- Opening Delimiter -

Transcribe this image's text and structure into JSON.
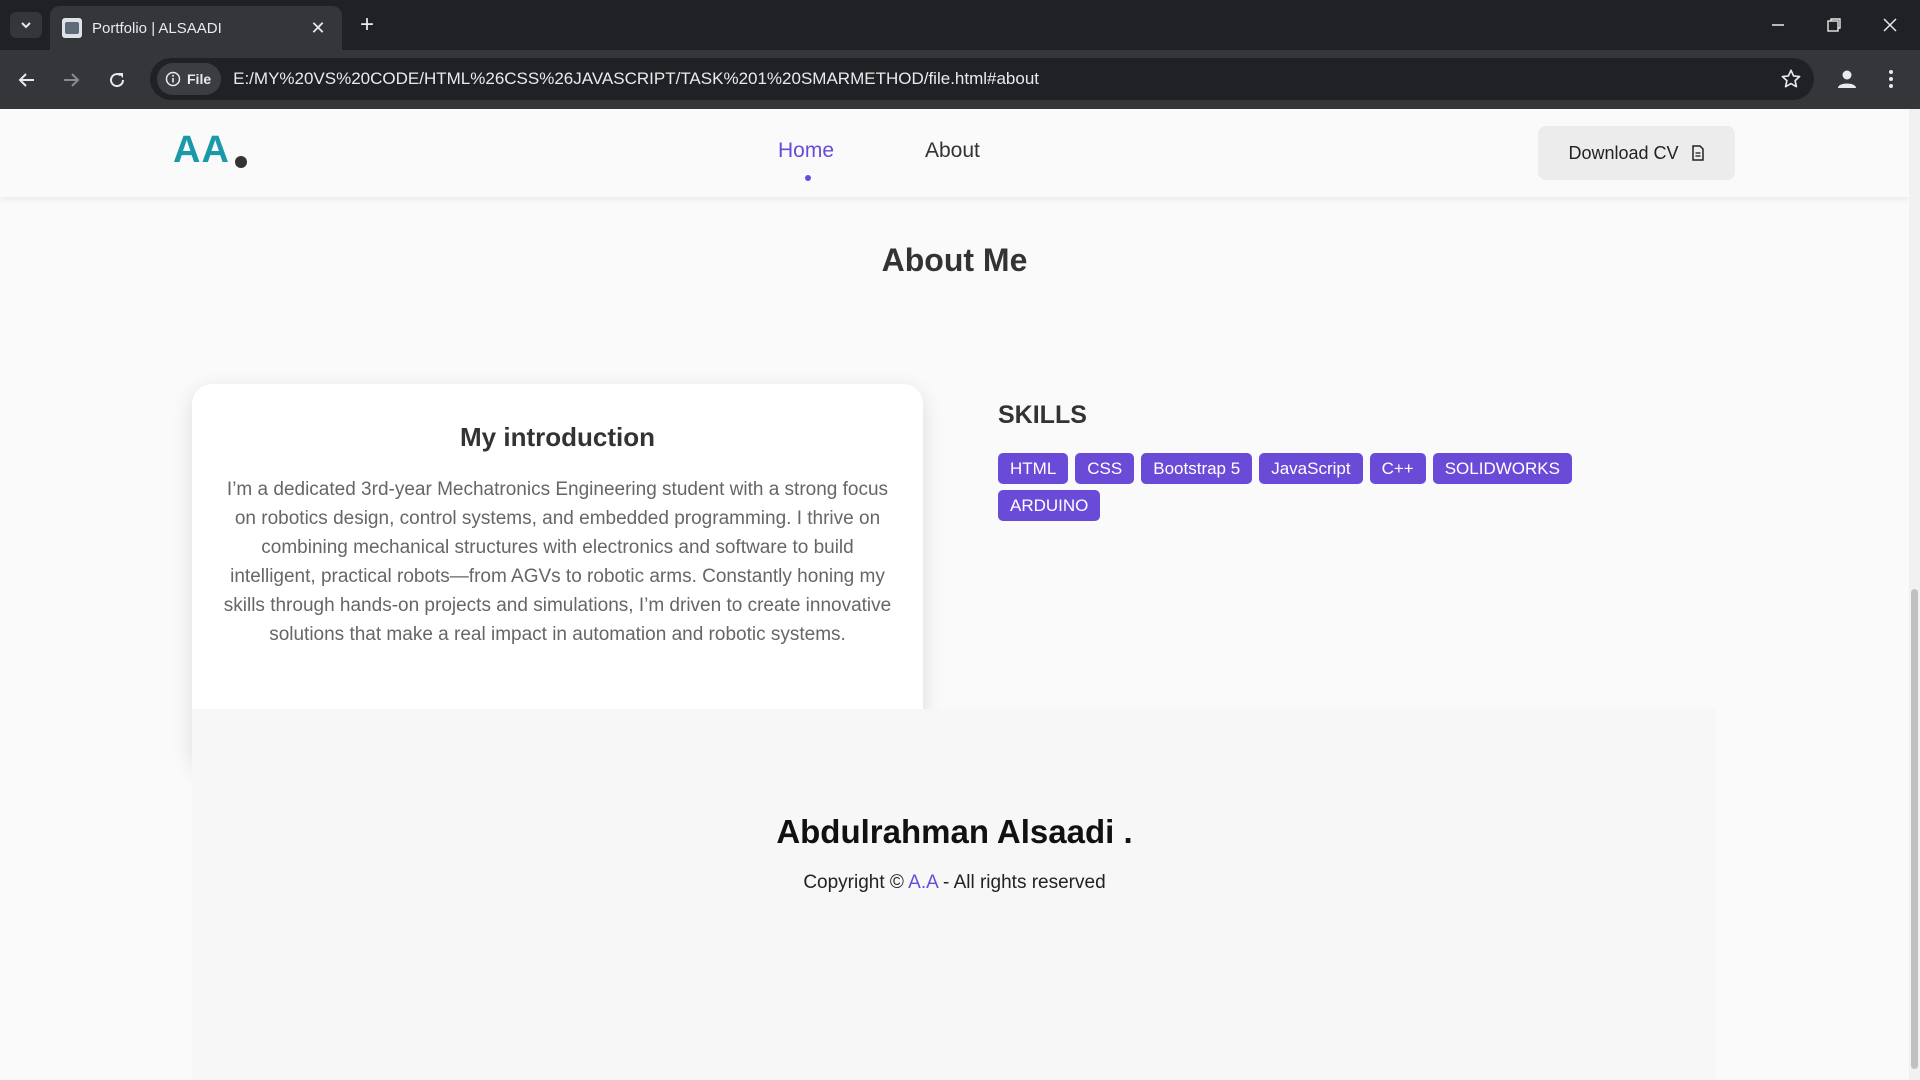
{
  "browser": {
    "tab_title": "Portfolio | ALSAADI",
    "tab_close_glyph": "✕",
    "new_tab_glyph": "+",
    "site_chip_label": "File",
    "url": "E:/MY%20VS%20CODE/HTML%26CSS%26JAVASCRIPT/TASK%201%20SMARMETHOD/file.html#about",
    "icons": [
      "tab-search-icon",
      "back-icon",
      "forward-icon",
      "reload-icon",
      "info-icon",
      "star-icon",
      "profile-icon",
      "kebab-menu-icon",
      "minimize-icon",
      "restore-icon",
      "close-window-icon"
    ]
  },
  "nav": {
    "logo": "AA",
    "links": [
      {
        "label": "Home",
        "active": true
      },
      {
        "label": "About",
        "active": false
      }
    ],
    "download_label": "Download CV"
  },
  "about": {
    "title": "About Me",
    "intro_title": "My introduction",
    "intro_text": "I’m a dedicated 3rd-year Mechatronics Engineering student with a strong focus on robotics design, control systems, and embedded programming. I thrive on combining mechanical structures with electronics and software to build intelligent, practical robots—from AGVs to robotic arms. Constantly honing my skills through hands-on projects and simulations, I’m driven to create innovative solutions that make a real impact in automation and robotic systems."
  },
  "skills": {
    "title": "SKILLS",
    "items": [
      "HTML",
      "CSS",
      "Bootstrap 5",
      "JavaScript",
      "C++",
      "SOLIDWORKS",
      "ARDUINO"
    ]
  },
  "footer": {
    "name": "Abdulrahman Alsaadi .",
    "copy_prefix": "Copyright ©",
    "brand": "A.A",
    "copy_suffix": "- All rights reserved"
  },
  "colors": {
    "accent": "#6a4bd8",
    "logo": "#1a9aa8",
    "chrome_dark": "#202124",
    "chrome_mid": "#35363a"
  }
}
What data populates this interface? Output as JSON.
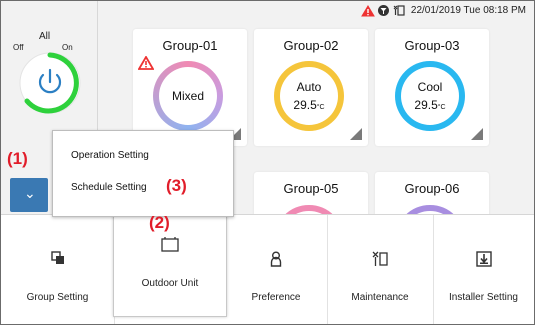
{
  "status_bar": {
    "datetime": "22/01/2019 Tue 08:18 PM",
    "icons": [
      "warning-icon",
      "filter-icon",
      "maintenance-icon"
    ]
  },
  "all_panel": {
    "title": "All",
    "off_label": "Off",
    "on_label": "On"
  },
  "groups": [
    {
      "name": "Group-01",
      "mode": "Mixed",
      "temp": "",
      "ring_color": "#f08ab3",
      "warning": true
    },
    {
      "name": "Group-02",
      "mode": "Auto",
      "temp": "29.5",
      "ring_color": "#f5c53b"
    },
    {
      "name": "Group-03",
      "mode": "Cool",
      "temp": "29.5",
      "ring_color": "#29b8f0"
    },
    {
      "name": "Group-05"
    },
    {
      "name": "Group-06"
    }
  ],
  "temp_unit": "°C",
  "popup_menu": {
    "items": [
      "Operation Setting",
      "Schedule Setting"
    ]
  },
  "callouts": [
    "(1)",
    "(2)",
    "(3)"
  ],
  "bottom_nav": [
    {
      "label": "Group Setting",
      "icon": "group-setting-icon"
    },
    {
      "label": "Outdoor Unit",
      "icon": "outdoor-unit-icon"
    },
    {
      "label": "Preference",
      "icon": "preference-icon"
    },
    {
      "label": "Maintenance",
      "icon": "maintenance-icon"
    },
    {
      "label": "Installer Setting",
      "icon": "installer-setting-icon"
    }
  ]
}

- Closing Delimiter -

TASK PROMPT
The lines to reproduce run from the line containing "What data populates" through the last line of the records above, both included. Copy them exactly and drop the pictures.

TASK RESULT
What data populates this interface? Output as JSON.
{
  "status_bar": {
    "datetime": "22/01/2019 Tue 08:18 PM",
    "icons": [
      "warning-icon",
      "filter-icon",
      "maintenance-icon"
    ]
  },
  "all_panel": {
    "title": "All",
    "off_label": "Off",
    "on_label": "On"
  },
  "groups": [
    {
      "name": "Group-01",
      "mode": "Mixed",
      "temp": "",
      "ring_color": "#f08ab3",
      "warning": true
    },
    {
      "name": "Group-02",
      "mode": "Auto",
      "temp": "29.5",
      "ring_color": "#f5c53b"
    },
    {
      "name": "Group-03",
      "mode": "Cool",
      "temp": "29.5",
      "ring_color": "#29b8f0"
    },
    {
      "name": "Group-05"
    },
    {
      "name": "Group-06"
    }
  ],
  "temp_unit": "°C",
  "popup_menu": {
    "items": [
      "Operation Setting",
      "Schedule Setting"
    ]
  },
  "callouts": [
    "(1)",
    "(2)",
    "(3)"
  ],
  "bottom_nav": [
    {
      "label": "Group Setting",
      "icon": "group-setting-icon"
    },
    {
      "label": "Outdoor Unit",
      "icon": "outdoor-unit-icon"
    },
    {
      "label": "Preference",
      "icon": "preference-icon"
    },
    {
      "label": "Maintenance",
      "icon": "maintenance-icon"
    },
    {
      "label": "Installer Setting",
      "icon": "installer-setting-icon"
    }
  ]
}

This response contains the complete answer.